In those games Ryan paced the sideline like a lion tamer without a chair.
Sleep was impossible, so his thoughts circled and paced, lingering on the memory of an encounter he wished to forget.
The narrative is paced and comfortable, peppered with bursts of predictability.
Unable to be still, he paced around the beach muttering something, his eyes wide and to the ground.
The Sud Express dining car served a seven-course lunch, paced gracefully to last most of the journey.
George remained in the street; he paced up and down, and took no rest—he was far too excited and nervous for that.
He rose and paced the floor of his library for a half-hour with measured tread.
I paced the rooms and cried aloud when I thought of how I was cut off from her, of all that might happen to her in my absence.

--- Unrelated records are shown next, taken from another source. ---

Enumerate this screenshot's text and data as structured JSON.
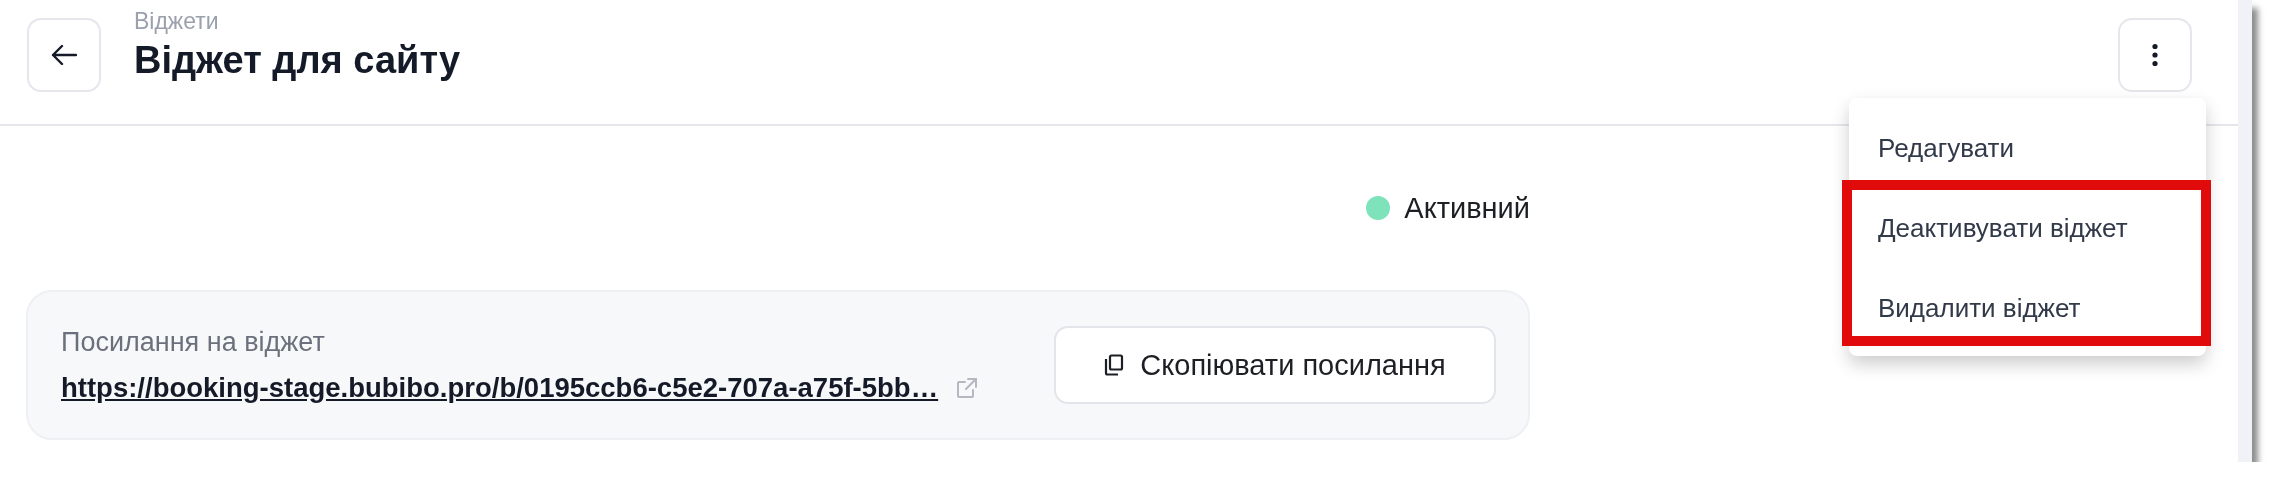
{
  "header": {
    "breadcrumb": "Віджети",
    "title": "Віджет для сайту"
  },
  "status": {
    "label": "Активний",
    "color": "#7ee2bb"
  },
  "link_card": {
    "label": "Посилання на віджет",
    "url": "https://booking-stage.bubibo.pro/b/0195ccb6-c5e2-707a-a75f-5bb…",
    "copy_button": "Скопіювати посилання"
  },
  "menu": {
    "open": true,
    "items": [
      {
        "label": "Редагувати",
        "highlighted": false
      },
      {
        "label": "Деактивувати віджет",
        "highlighted": true
      },
      {
        "label": "Видалити віджет",
        "highlighted": true
      }
    ]
  }
}
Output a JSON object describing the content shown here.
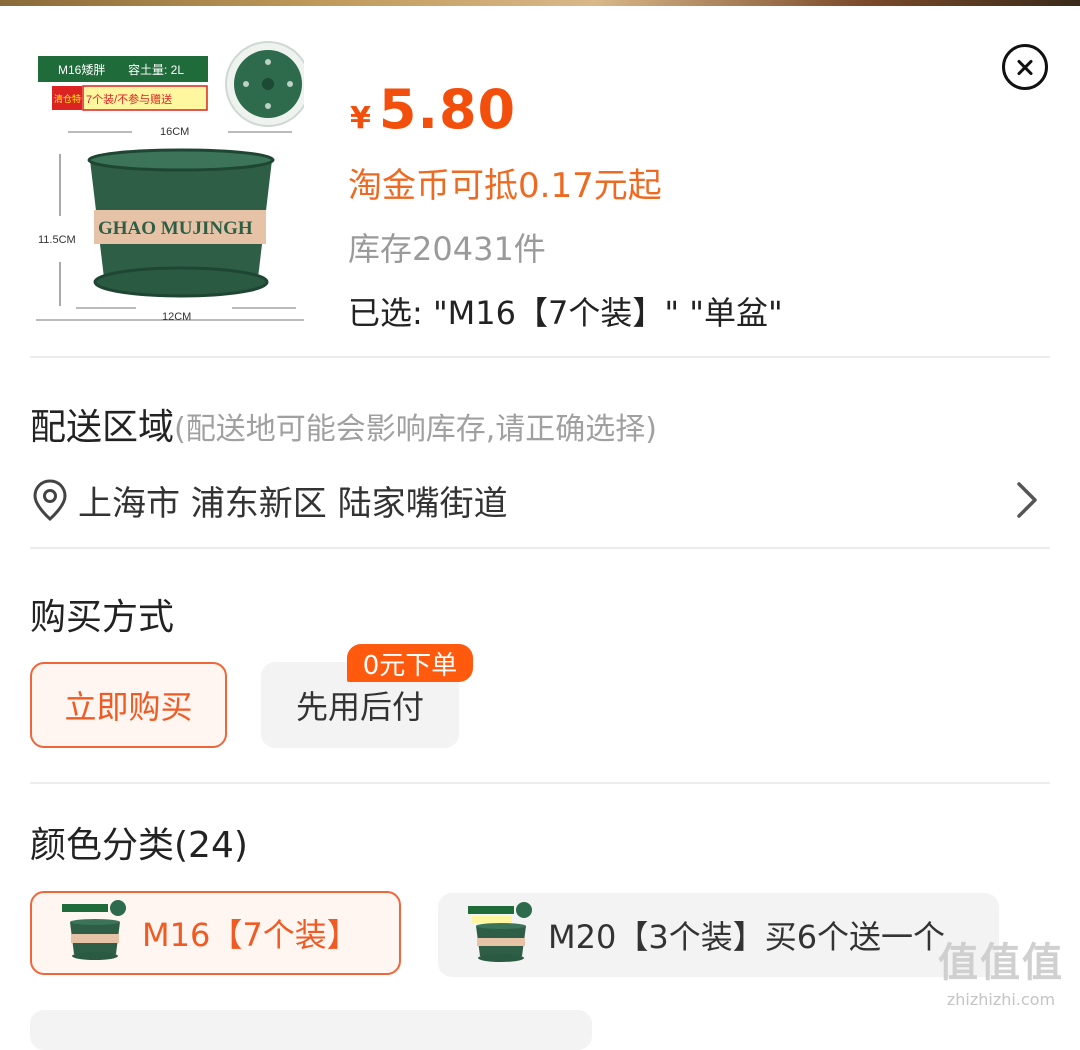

He paced the pilot-house at the extreme rear, puffing his cigar.
When told of his death, he paced the room with hurried steps, and was for some time silent.
late 13c., "a step in walking; rate of motion," from Old French pas "a step, pace, trace," and directly from Latin passus, passum "a step, pace, stride," noun use of past participle of pandere "to stretch (the leg), spread out," probably from PIE *pat-no-, from root *pete- "to spread" (cf. Greek petannynai "to spread out," petalon "a leaf," patane "plate, dish;" Old Norse faðmr "embrace, bosom," Old English fæðm "embrace, bosom, fathom," Old Saxon fathmos "the outstretched arms"). Also, "a measure of five feet" [Johnson]. Pace-setter in fashion is from 1895.
"with the leave of," 1863, from Latin pace, ablative of pax "peace," as in pace tua "with all deference to you;" from PIE *pak- "to fasten" (see pax). "Used chiefly as a courteous or ironical apology for a contradiction or difference of opinion" [OED].
1510s, "to walk at a steady rate," from pace (n.). Meaning "to measure by pacing" is from 1570s. That of "to set the pace for" (another) is from 1886. Related: Paced; pacing.